> _Exercise details_: The material below must be output exactly, line for line.
*** Data records ***
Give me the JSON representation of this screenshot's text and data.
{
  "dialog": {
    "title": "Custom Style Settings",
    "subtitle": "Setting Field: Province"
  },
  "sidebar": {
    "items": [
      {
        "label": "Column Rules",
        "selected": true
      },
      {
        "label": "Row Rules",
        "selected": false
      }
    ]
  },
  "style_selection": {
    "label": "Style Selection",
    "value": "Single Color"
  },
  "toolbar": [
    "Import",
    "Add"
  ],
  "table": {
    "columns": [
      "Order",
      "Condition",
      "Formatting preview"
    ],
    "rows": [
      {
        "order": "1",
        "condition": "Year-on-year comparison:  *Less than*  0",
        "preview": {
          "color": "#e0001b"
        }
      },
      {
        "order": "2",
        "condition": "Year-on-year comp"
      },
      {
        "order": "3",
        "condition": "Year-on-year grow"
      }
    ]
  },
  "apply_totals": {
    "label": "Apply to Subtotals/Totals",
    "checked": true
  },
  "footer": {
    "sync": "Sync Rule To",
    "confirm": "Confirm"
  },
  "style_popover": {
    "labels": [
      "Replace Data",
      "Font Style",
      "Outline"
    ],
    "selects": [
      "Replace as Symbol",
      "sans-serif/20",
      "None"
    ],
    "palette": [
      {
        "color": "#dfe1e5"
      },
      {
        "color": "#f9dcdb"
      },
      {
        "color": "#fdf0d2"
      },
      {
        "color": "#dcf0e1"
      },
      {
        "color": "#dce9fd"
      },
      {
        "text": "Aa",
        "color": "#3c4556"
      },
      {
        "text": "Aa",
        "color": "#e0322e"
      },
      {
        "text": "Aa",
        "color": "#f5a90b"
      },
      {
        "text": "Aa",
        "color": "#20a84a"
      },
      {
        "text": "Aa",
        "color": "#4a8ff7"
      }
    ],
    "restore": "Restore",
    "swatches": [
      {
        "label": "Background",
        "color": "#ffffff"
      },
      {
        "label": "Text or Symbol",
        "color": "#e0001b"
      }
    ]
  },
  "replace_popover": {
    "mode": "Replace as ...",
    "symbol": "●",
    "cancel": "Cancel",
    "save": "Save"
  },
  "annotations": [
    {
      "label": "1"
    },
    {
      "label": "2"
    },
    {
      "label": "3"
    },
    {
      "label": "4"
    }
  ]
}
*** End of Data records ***
> _Written response_:
Give me the JSON representation of this screenshot's text and data.
{
  "dialog": {
    "title": "Custom Style Settings",
    "subtitle": "Setting Field: Province"
  },
  "sidebar": {
    "items": [
      {
        "label": "Column Rules",
        "selected": true
      },
      {
        "label": "Row Rules",
        "selected": false
      }
    ]
  },
  "style_selection": {
    "label": "Style Selection",
    "value": "Single Color"
  },
  "toolbar": [
    "Import",
    "Add"
  ],
  "table": {
    "columns": [
      "Order",
      "Condition",
      "Formatting preview"
    ],
    "rows": [
      {
        "order": "1",
        "condition": "Year-on-year comparison:  *Less than*  0",
        "preview": {
          "color": "#e0001b"
        }
      },
      {
        "order": "2",
        "condition": "Year-on-year comp"
      },
      {
        "order": "3",
        "condition": "Year-on-year grow"
      }
    ]
  },
  "apply_totals": {
    "label": "Apply to Subtotals/Totals",
    "checked": true
  },
  "footer": {
    "sync": "Sync Rule To",
    "confirm": "Confirm"
  },
  "style_popover": {
    "labels": [
      "Replace Data",
      "Font Style",
      "Outline"
    ],
    "selects": [
      "Replace as Symbol",
      "sans-serif/20",
      "None"
    ],
    "palette": [
      {
        "color": "#dfe1e5"
      },
      {
        "color": "#f9dcdb"
      },
      {
        "color": "#fdf0d2"
      },
      {
        "color": "#dcf0e1"
      },
      {
        "color": "#dce9fd"
      },
      {
        "text": "Aa",
        "color": "#3c4556"
      },
      {
        "text": "Aa",
        "color": "#e0322e"
      },
      {
        "text": "Aa",
        "color": "#f5a90b"
      },
      {
        "text": "Aa",
        "color": "#20a84a"
      },
      {
        "text": "Aa",
        "color": "#4a8ff7"
      }
    ],
    "restore": "Restore",
    "swatches": [
      {
        "label": "Background",
        "color": "#ffffff"
      },
      {
        "label": "Text or Symbol",
        "color": "#e0001b"
      }
    ]
  },
  "replace_popover": {
    "mode": "Replace as ...",
    "symbol": "●",
    "cancel": "Cancel",
    "save": "Save"
  },
  "annotations": [
    {
      "label": "1"
    },
    {
      "label": "2"
    },
    {
      "label": "3"
    },
    {
      "label": "4"
    }
  ]
}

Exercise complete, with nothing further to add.